Exercise objective:
Nothing in the data should be left out, so repeat it all exactly.

□ □ □ □ □

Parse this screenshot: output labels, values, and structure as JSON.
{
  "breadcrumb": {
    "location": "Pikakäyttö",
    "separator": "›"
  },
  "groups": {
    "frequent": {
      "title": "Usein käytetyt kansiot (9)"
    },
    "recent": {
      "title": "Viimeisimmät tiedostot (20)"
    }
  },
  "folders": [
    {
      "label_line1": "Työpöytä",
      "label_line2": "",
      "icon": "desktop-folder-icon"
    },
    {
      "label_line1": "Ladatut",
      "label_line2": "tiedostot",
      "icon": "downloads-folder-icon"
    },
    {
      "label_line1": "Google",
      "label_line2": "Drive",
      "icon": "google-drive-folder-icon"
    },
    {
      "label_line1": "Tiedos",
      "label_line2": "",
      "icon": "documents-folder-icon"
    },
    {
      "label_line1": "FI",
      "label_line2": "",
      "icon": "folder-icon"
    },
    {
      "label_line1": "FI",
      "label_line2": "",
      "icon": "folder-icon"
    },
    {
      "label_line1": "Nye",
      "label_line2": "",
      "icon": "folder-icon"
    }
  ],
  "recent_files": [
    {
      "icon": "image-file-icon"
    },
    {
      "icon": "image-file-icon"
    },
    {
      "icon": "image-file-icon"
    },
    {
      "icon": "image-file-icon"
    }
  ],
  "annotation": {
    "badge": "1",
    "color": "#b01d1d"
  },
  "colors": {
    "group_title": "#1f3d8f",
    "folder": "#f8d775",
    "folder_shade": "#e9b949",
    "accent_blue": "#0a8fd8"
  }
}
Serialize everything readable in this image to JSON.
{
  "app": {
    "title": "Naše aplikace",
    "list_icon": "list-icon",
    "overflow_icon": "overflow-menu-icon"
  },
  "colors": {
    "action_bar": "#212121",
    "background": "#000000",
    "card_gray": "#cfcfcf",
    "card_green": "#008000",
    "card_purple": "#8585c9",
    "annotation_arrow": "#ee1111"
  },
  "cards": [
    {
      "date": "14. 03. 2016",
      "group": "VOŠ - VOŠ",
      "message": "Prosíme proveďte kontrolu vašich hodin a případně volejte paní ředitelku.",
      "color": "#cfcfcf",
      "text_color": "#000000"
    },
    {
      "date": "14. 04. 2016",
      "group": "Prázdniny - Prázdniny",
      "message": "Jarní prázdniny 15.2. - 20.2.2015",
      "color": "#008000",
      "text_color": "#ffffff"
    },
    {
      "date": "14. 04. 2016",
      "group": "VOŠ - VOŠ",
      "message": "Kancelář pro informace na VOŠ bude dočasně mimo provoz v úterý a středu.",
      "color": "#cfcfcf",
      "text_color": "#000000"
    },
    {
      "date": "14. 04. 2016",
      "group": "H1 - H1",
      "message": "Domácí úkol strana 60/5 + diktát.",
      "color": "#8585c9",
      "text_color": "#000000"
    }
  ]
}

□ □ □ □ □

Task result:
Parse this screenshot: output labels, values, and structure as JSON.
{
  "breadcrumb": {
    "location": "Pikakäyttö",
    "separator": "›"
  },
  "groups": {
    "frequent": {
      "title": "Usein käytetyt kansiot (9)"
    },
    "recent": {
      "title": "Viimeisimmät tiedostot (20)"
    }
  },
  "folders": [
    {
      "label_line1": "Työpöytä",
      "label_line2": "",
      "icon": "desktop-folder-icon"
    },
    {
      "label_line1": "Ladatut",
      "label_line2": "tiedostot",
      "icon": "downloads-folder-icon"
    },
    {
      "label_line1": "Google",
      "label_line2": "Drive",
      "icon": "google-drive-folder-icon"
    },
    {
      "label_line1": "Tiedos",
      "label_line2": "",
      "icon": "documents-folder-icon"
    },
    {
      "label_line1": "FI",
      "label_line2": "",
      "icon": "folder-icon"
    },
    {
      "label_line1": "FI",
      "label_line2": "",
      "icon": "folder-icon"
    },
    {
      "label_line1": "Nye",
      "label_line2": "",
      "icon": "folder-icon"
    }
  ],
  "recent_files": [
    {
      "icon": "image-file-icon"
    },
    {
      "icon": "image-file-icon"
    },
    {
      "icon": "image-file-icon"
    },
    {
      "icon": "image-file-icon"
    }
  ],
  "annotation": {
    "badge": "1",
    "color": "#b01d1d"
  },
  "colors": {
    "group_title": "#1f3d8f",
    "folder": "#f8d775",
    "folder_shade": "#e9b949",
    "accent_blue": "#0a8fd8"
  }
}
Serialize everything readable in this image to JSON.
{
  "app": {
    "title": "Naše aplikace",
    "list_icon": "list-icon",
    "overflow_icon": "overflow-menu-icon"
  },
  "colors": {
    "action_bar": "#212121",
    "background": "#000000",
    "card_gray": "#cfcfcf",
    "card_green": "#008000",
    "card_purple": "#8585c9",
    "annotation_arrow": "#ee1111"
  },
  "cards": [
    {
      "date": "14. 03. 2016",
      "group": "VOŠ - VOŠ",
      "message": "Prosíme proveďte kontrolu vašich hodin a případně volejte paní ředitelku.",
      "color": "#cfcfcf",
      "text_color": "#000000"
    },
    {
      "date": "14. 04. 2016",
      "group": "Prázdniny - Prázdniny",
      "message": "Jarní prázdniny 15.2. - 20.2.2015",
      "color": "#008000",
      "text_color": "#ffffff"
    },
    {
      "date": "14. 04. 2016",
      "group": "VOŠ - VOŠ",
      "message": "Kancelář pro informace na VOŠ bude dočasně mimo provoz v úterý a středu.",
      "color": "#cfcfcf",
      "text_color": "#000000"
    },
    {
      "date": "14. 04. 2016",
      "group": "H1 - H1",
      "message": "Domácí úkol strana 60/5 + diktát.",
      "color": "#8585c9",
      "text_color": "#000000"
    }
  ]
}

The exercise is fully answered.